EXTRACTED ENTRIES:
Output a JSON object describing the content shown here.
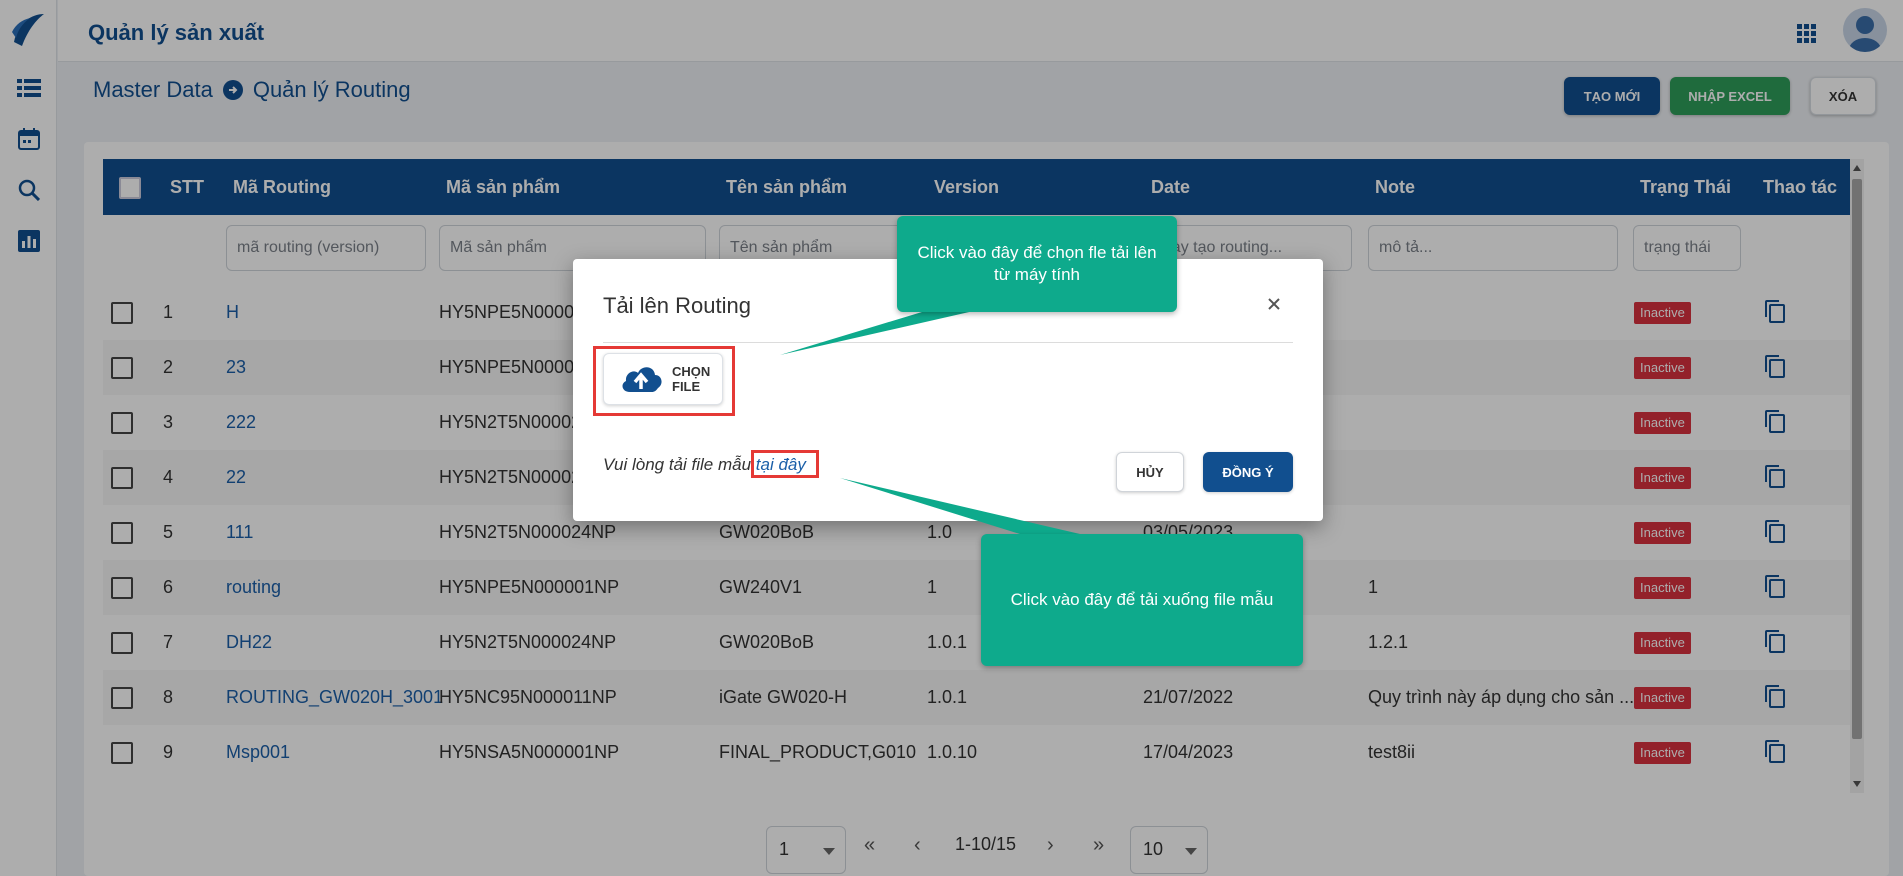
{
  "app": {
    "title": "Quản lý sản xuất"
  },
  "sidebar": {
    "items": [
      {
        "icon": "list-icon"
      },
      {
        "icon": "calendar-icon"
      },
      {
        "icon": "search-icon"
      },
      {
        "icon": "bar-chart-icon"
      }
    ]
  },
  "breadcrumb": {
    "root": "Master Data",
    "current": "Quản lý Routing"
  },
  "toolbar": {
    "create_label": "TẠO MỚI",
    "import_label": "NHẬP EXCEL",
    "delete_label": "XÓA"
  },
  "table": {
    "headers": {
      "stt": "STT",
      "routing_code": "Mã Routing",
      "product_code": "Mã sản phẩm",
      "product_name": "Tên sản phẩm",
      "version": "Version",
      "date": "Date",
      "note": "Note",
      "status": "Trạng Thái",
      "actions": "Thao tác"
    },
    "filters": {
      "routing_code": "mã routing (version)",
      "product_code": "Mã sản phẩm",
      "product_name": "Tên sản phẩm",
      "date": "ngày tạo routing...",
      "note": "mô tả...",
      "status": "trạng thái"
    },
    "rows": [
      {
        "stt": "1",
        "code": "H",
        "product_code": "HY5NPE5N00000",
        "product_name": "",
        "version": "",
        "date": "",
        "note": "",
        "status": "Inactive"
      },
      {
        "stt": "2",
        "code": "23",
        "product_code": "HY5NPE5N00000",
        "product_name": "",
        "version": "",
        "date": "",
        "note": "",
        "status": "Inactive"
      },
      {
        "stt": "3",
        "code": "222",
        "product_code": "HY5N2T5N00002",
        "product_name": "",
        "version": "",
        "date": "",
        "note": "",
        "status": "Inactive"
      },
      {
        "stt": "4",
        "code": "22",
        "product_code": "HY5N2T5N00002",
        "product_name": "",
        "version": "",
        "date": "",
        "note": "",
        "status": "Inactive"
      },
      {
        "stt": "5",
        "code": "111",
        "product_code": "HY5N2T5N000024NP",
        "product_name": "GW020BoB",
        "version": "1.0",
        "date": "03/05/2023",
        "note": "",
        "status": "Inactive"
      },
      {
        "stt": "6",
        "code": "routing",
        "product_code": "HY5NPE5N000001NP",
        "product_name": "GW240V1",
        "version": "1",
        "date": "",
        "note": "1",
        "status": "Inactive"
      },
      {
        "stt": "7",
        "code": "DH22",
        "product_code": "HY5N2T5N000024NP",
        "product_name": "GW020BoB",
        "version": "1.0.1",
        "date": "",
        "note": "1.2.1",
        "status": "Inactive"
      },
      {
        "stt": "8",
        "code": "ROUTING_GW020H_3001",
        "product_code": "HY5NC95N000011NP",
        "product_name": "iGate GW020-H",
        "version": "1.0.1",
        "date": "21/07/2022",
        "note": "Quy trình này áp dụng cho sản ...",
        "status": "Inactive"
      },
      {
        "stt": "9",
        "code": "Msp001",
        "product_code": "HY5NSA5N000001NP",
        "product_name": "FINAL_PRODUCT,G010",
        "version": "1.0.10",
        "date": "17/04/2023",
        "note": "test8ii",
        "status": "Inactive"
      }
    ]
  },
  "pagination": {
    "page": "1",
    "first": "«",
    "prev": "‹",
    "range": "1-10/15",
    "next": "›",
    "last": "»",
    "page_size": "10"
  },
  "dialog": {
    "title": "Tải lên Routing",
    "choose_file_label": "CHỌN FILE",
    "hint_text": "Vui lòng tải file mẫu ",
    "hint_link": "tại đây",
    "cancel_label": "HỦY",
    "ok_label": "ĐỒNG Ý"
  },
  "callouts": {
    "choose_file": "Click vào đây để chọn fle tải lên từ máy tính",
    "download_template": "Click vào đây để tải xuống file mẫu"
  },
  "colors": {
    "primary": "#114f8f",
    "success": "#2e9e5b",
    "danger": "#d9313f",
    "callout": "#0eaa8c"
  }
}
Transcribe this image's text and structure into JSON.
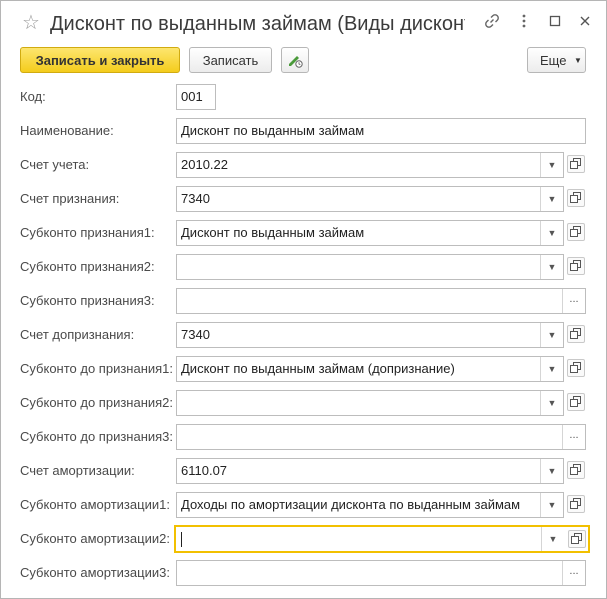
{
  "window": {
    "title": "Дисконт по выданным займам (Виды дисконт..."
  },
  "toolbar": {
    "save_close_label": "Записать и закрыть",
    "save_label": "Записать",
    "more_label": "Еще"
  },
  "form": {
    "code": {
      "label": "Код:",
      "value": "001"
    },
    "name": {
      "label": "Наименование:",
      "value": "Дисконт по выданным займам"
    },
    "fields": [
      {
        "label": "Счет учета:",
        "value": "2010.22",
        "kind": "select"
      },
      {
        "label": "Счет признания:",
        "value": "7340",
        "kind": "select"
      },
      {
        "label": "Субконто признания1:",
        "value": "Дисконт по выданным займам",
        "kind": "select"
      },
      {
        "label": "Субконто признания2:",
        "value": "",
        "kind": "select"
      },
      {
        "label": "Субконто признания3:",
        "value": "",
        "kind": "choice"
      },
      {
        "label": "Счет допризнания:",
        "value": "7340",
        "kind": "select"
      },
      {
        "label": "Субконто до признания1:",
        "value": "Дисконт по выданным займам (допризнание)",
        "kind": "select"
      },
      {
        "label": "Субконто до признания2:",
        "value": "",
        "kind": "select"
      },
      {
        "label": "Субконто до признания3:",
        "value": "",
        "kind": "choice"
      },
      {
        "label": "Счет амортизации:",
        "value": "6110.07",
        "kind": "select"
      },
      {
        "label": "Субконто амортизации1:",
        "value": "Доходы по амортизации дисконта по выданным займам",
        "kind": "select"
      },
      {
        "label": "Субконто амортизации2:",
        "value": "",
        "kind": "select"
      },
      {
        "label": "Субконто амортизации3:",
        "value": "",
        "kind": "choice"
      }
    ]
  },
  "icons": {
    "favorite": "star-icon",
    "link": "link-icon",
    "more_options": "kebab-menu-icon",
    "maximize": "maximize-icon",
    "close": "close-icon",
    "edit_history": "pencil-clock-icon",
    "open": "open-in-window-icon"
  },
  "colors": {
    "primary_button": "#f4cc1c",
    "active_field_border": "#f2c000"
  }
}
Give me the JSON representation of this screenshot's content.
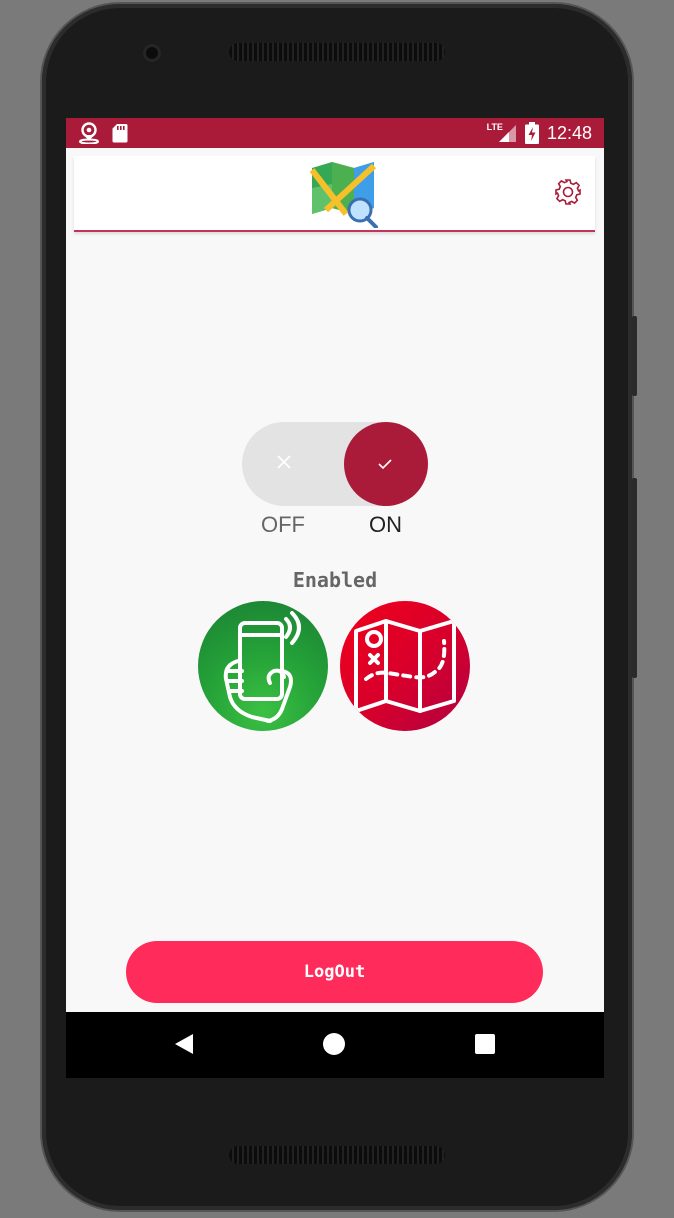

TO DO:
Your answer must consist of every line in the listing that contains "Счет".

RESPONSE AREA:
        "label": "Счет учета:",
        "label": "Счет признания:",
        "label": "Счет допризнания:",
        "label": "Счет амортизации:",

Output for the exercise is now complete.